Check to see if obsolete plant and equipment is sitting on your depreciation schedule. Rather than depreciating a small amount each year, if the plant has become obsolete, scrap it and write it off before 30 June. Small business entities can choose to pool their assets and claim one deduction for each pool. This means you only have to do one calculation for the pool rather than for each asset.

5. Bring forward repairs, consumables, trade gifts or donations

To claim a deduction for the 2023-24 financial year, consider paying for any required repairs, replenishing consumable supplies, trade gifts or donations before 30 June.

6. Pay June quarter employee super contributions now

Pay June quarter super contributions this financial year if you want to claim a tax deduction in the current year. The next quarterly superannuation guarantee payment is due on 28 July 2024. However, some employers choose to make the payment early to bring forward the tax deduction instead of waiting another 12 months.

Don’t forget yourself. Superannuation can be a great way to get tax relief and still build your personal wealth. Your personal or company sponsored contributions need to be received by the fund before 30 June to be deductible.  

7. Realise any capital losses and reduce gains

Neutralise the tax effect of any capital gains you have made during the year by realising any capital losses – that is, sell the asset and lock in the capital loss. These need to be genuine transactions to be effective for tax purposes.

8. Raise management fees between entities by June 30

Where management fees are charged between related entities, make sure that the charges have been raised by 30 June. Where management charges are made, make sure they are commercially reasonable and documentation is in place to support the transactions. If any transactions are undertaken with international related parties, then the transfer pricing rules need to be considered and the ATO’s documentation expectations will be much greater. This is an area under increased scrutiny.


What We Need From You

This is a general list of what we need to complete your fund’s tax and accounting requirements.

  • Accounts data file access (MYOB, Quickbooks, Xero, etc.,)
  • Debtors & creditors reconciliation
  • Stocktake if applicable (or if your business is a Small Business Entity, use the simplified trading stock rules mentioned above)
  • 30 June bank statements on all relevant loan documents
  • Documents on new assets bought or sold, including the date you entered the contract and the date the asset was first used or installed ready for use
  • Documents supporting the sale or improvement of assets that are energy efficient
  • Education and training expenses
  • Details of any grants or disaster loans received
  • Details of any insurance payouts for your business or business premises
  • Payroll reconciliation
  • Superannuation reconciliation
  • Cash book (if applicable)
  • Details of any transactions involving cryptocurrency (e.g., Bitcoin, NFTs)
  • 30 June statements on any investment or operating accounts


And, if we are preparing your individual income tax return:

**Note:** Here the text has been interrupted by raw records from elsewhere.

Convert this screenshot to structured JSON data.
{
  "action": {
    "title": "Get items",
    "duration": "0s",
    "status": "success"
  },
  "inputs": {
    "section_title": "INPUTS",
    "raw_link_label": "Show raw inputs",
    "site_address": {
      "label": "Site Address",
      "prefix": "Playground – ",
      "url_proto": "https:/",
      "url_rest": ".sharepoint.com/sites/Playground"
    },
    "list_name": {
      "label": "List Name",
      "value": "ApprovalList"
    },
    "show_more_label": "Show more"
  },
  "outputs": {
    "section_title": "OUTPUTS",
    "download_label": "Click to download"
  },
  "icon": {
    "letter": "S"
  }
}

  • Work from home diary
  • Electric car details
  • Income Statement
  • Tax statements of managed investment funds
  • Interest income from banks and building societies
  • Dividend statements for dividends received
  • For share sales or purchases, the purchase and sale contract notes
  • For real estate sales or purchases, the solicitor’s correspondence for the purchase and sale
  • Rental property statements from real estate agent and details of other expenditure incurred
  • Work related expenses
  • Self-education expenses
  • Travel expenses
  • Donations to charities
  • Health insurance and rebate entitlement
  • Family Tax Benefits received
  • Commonwealth assistance notices
  • IAS statements or details of PAYG Instalments paid
  • Details of any transactions involving cryptocurrency (e.g., Bitcoin, NFTs)
  • Details of any income derived from participating in the sharing economy (e.g., Uber driving, rent from AirBNB, jobs completed through Airtasker etc.,)